The small universe of Americans who import France's most famous products -- porcelain from Limoges, champagne, cast-iron cookware -- gathered Tuesday in Washington and pleaded with US officials not to put tariffs on their prized merchandise.

President Donald Trump has threatened to tax $2.4 billion in such imports by as much as 100 percent, retaliating against a French tax on tech companies, which US officials say unfairly singles out Silicon Valley.

Some hope arose earlier on Tuesday, when French Finance Minister Bruno Le Maire said Paris and Washington have given themselves two weeks to strike a bargain and end the impasse.

But across the Atlantic in a Washington hearing room later in the day, dozens of corporate and industry representatives told a panel of US government experts of their fears and objections.

"American workers and consumers would suffer more from these tariffs than the French," said Joanna Rosenberg, chief marketing officer for the Staub line of cast-iron cookware from Alsace.

Standing to her right, George Kakaty, the US head of Bernardaud, the Limoges porcelain maker, warned the tariffs "would decimate long-standing American small businesses."

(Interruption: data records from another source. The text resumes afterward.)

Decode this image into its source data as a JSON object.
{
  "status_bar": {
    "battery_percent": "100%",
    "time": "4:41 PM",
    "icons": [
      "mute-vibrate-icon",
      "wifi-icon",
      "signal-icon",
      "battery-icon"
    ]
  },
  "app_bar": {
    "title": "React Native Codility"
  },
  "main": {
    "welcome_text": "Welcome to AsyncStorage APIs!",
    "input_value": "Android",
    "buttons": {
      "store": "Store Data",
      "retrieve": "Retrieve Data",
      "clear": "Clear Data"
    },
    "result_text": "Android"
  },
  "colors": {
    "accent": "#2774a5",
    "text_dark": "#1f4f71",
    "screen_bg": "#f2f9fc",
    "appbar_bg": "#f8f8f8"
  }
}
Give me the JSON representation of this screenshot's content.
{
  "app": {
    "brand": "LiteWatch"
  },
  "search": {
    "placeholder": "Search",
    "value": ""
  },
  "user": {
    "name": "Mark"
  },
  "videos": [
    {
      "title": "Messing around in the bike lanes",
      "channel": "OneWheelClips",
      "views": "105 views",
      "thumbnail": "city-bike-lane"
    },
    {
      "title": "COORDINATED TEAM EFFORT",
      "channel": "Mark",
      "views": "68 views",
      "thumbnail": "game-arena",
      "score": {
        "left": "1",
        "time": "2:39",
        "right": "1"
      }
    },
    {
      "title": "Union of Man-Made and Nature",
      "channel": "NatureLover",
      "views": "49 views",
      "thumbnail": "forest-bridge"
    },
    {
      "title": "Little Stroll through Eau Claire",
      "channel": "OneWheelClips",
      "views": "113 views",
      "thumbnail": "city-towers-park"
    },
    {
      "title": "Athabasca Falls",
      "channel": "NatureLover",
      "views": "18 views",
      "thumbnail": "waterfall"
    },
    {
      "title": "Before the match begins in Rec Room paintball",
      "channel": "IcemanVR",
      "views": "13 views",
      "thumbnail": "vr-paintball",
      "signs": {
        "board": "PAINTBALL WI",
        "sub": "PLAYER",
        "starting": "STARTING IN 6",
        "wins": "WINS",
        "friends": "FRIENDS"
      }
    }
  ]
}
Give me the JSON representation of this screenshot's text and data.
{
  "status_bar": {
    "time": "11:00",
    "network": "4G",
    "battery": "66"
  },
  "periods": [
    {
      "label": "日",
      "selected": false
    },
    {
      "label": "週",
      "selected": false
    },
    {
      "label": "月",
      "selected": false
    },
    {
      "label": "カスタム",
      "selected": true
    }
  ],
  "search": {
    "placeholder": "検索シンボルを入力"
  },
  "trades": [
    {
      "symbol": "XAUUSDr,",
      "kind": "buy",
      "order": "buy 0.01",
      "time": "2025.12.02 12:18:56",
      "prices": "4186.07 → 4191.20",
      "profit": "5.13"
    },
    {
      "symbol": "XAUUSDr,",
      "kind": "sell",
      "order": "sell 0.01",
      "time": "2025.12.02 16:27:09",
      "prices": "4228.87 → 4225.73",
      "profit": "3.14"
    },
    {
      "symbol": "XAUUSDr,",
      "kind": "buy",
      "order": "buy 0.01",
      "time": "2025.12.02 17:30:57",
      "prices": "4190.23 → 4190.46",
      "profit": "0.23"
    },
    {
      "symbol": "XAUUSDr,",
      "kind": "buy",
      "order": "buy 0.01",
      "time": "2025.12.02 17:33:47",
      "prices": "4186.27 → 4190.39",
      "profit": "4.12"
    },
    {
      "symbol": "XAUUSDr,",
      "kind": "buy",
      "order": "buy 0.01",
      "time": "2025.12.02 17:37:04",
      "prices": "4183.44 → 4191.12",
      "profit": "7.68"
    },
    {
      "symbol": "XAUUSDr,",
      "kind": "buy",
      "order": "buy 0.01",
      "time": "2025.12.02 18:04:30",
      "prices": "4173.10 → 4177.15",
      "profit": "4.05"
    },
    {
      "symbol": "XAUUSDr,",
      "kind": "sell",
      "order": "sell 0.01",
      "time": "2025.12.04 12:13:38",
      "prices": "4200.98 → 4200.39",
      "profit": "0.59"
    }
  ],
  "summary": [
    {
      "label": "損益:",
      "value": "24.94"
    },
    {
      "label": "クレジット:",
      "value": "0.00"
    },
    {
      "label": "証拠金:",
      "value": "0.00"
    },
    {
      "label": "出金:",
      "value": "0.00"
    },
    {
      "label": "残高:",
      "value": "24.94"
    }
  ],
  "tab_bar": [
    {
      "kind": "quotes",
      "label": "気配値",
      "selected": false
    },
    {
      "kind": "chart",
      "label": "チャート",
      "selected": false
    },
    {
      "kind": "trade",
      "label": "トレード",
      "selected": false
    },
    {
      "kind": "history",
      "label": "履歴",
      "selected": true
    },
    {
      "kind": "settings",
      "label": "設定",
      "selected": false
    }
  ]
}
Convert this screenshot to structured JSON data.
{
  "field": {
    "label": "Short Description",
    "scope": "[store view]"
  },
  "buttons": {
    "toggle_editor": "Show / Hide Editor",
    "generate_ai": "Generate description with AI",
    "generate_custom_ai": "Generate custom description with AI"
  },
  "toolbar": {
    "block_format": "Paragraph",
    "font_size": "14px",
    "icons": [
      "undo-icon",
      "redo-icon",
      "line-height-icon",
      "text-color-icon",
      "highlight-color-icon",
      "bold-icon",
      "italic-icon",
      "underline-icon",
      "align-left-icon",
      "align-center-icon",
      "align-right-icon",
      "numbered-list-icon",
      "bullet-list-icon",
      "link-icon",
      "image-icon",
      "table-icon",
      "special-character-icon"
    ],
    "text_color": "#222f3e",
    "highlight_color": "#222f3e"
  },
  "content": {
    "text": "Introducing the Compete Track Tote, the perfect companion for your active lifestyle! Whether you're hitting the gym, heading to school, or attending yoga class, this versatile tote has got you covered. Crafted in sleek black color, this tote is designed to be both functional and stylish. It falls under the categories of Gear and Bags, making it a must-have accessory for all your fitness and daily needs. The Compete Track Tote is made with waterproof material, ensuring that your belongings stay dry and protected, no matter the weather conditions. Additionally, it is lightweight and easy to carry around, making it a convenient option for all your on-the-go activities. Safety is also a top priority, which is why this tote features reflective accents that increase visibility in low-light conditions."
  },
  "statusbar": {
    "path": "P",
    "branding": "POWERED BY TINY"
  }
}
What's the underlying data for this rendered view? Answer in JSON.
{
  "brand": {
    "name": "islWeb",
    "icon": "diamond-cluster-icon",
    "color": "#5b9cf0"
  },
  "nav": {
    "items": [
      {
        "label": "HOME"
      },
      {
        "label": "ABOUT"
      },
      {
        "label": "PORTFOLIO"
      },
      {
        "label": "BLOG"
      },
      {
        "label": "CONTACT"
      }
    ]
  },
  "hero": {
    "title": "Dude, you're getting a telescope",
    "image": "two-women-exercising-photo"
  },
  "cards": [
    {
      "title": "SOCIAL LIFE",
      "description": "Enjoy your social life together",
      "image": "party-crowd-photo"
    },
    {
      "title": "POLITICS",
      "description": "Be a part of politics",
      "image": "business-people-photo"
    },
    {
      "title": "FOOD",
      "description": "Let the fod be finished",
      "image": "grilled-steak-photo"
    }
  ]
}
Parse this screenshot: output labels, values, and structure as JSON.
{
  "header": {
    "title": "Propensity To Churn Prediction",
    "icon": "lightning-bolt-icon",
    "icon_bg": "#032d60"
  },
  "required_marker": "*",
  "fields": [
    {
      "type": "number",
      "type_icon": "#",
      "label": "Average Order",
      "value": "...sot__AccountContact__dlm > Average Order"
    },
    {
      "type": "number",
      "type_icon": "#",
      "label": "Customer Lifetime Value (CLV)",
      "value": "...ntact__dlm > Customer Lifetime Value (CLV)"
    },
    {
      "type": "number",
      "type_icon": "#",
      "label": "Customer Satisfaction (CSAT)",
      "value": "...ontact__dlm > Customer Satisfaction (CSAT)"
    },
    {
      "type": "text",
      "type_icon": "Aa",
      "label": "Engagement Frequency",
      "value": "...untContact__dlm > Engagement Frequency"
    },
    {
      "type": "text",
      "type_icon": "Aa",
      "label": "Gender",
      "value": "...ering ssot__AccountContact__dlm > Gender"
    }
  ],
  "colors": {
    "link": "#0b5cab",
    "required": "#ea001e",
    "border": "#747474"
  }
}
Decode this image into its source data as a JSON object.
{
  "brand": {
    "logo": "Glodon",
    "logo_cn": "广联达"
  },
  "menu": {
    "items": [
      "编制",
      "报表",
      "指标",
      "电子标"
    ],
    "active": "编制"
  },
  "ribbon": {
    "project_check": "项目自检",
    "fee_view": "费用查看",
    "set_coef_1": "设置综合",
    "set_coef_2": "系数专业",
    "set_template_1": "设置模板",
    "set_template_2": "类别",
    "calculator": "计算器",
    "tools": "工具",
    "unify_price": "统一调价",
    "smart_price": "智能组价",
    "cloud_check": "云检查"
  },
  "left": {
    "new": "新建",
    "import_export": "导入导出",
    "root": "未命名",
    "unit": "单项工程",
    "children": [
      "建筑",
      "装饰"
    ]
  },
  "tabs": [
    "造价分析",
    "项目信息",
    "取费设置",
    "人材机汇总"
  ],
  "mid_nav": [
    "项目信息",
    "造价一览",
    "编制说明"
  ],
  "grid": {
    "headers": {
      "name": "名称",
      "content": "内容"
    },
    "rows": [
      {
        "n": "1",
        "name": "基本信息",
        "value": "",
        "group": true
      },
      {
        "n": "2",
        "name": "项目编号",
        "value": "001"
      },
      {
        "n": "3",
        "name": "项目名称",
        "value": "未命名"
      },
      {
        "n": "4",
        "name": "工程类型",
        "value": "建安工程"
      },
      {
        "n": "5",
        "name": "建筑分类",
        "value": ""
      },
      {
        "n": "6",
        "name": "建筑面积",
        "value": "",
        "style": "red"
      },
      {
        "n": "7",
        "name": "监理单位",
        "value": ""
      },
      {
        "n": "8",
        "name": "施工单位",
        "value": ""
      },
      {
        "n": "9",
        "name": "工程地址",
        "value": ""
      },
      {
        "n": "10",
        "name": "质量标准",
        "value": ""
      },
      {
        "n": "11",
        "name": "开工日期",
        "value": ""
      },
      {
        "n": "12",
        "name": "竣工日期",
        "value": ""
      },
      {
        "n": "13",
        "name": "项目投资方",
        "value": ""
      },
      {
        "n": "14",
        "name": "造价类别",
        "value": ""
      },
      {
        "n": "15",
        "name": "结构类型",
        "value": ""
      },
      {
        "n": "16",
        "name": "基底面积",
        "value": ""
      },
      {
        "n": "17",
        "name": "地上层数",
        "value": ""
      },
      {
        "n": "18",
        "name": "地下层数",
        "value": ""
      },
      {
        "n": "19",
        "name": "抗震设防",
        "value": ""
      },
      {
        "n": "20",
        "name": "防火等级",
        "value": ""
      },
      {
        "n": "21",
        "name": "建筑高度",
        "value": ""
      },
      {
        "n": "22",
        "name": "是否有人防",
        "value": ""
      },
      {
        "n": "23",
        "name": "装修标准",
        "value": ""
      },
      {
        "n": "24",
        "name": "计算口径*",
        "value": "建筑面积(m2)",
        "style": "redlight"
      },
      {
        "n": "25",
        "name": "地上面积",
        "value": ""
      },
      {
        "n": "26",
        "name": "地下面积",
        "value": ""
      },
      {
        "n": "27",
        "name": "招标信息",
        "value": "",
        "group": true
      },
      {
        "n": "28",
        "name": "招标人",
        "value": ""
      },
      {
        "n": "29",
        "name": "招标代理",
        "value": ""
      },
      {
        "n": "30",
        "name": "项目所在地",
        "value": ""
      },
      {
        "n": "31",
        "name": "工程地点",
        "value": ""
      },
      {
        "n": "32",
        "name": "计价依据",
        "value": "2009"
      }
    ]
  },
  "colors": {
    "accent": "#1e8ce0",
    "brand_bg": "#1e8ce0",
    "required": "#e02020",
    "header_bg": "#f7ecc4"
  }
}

The array of goods President Donald Trump has targeted seems designed to wound Gallic pride: cosmetics, skin creams and soap, cheeses, leather handbags, cast iron bakeware and sparkling wines.

David Waldenberg, a wine importer, drew applause from the room when he told the panel the tariffs would "only impact small family businesses."

Retailers and wholesalers will be forced either to raise prices, which could drive consumers away, or eat the costs themselves.

This could lead to layoffs, according to William Tomaszewski of the online retailer wine.com, who said "thousands of Americans" could lose their jobs.

"Once you increase tariffs, you increase costs on companies that have low profit margins," Marianne Rowden, president of the American Association of Exporters and Importers.

Kakaty said porcelain from the French city of Limoges is "unique," with no equivalent in the United States .

"Our objective is to get the tariffs off," he told AFP. "If it does not happen, the consequences are severe, not only to our company but also to the retailers."

The tariffs could drive US consumers toward cheaper rival goods including those from China, according to Kakaty.

Those speaking publicly were each allotted five minutes. Then came the questions: what share of your revenues do French goods represent? Where is your competitors' merchandise manufactured?

Then a sudden announcement interrupted the proceedings: US federal offices were ordered to close at 1:00 pm (1800 GMT) due to approaching snow. Statements would have to be shortened, and the hearing was later extended into a second day.

For Nate Herman, a senior vice president at the American Apparel and Footwear Association, the battle over France's digital services tax is "another dispute that has nothing to do with our industry."

Months earlier, he had been in the same auditorium when the Trump administration unveiled punitive duties on European goods in a clash over subsidies to the aircraft maker Airbus.

"We shouldn't be here," he said.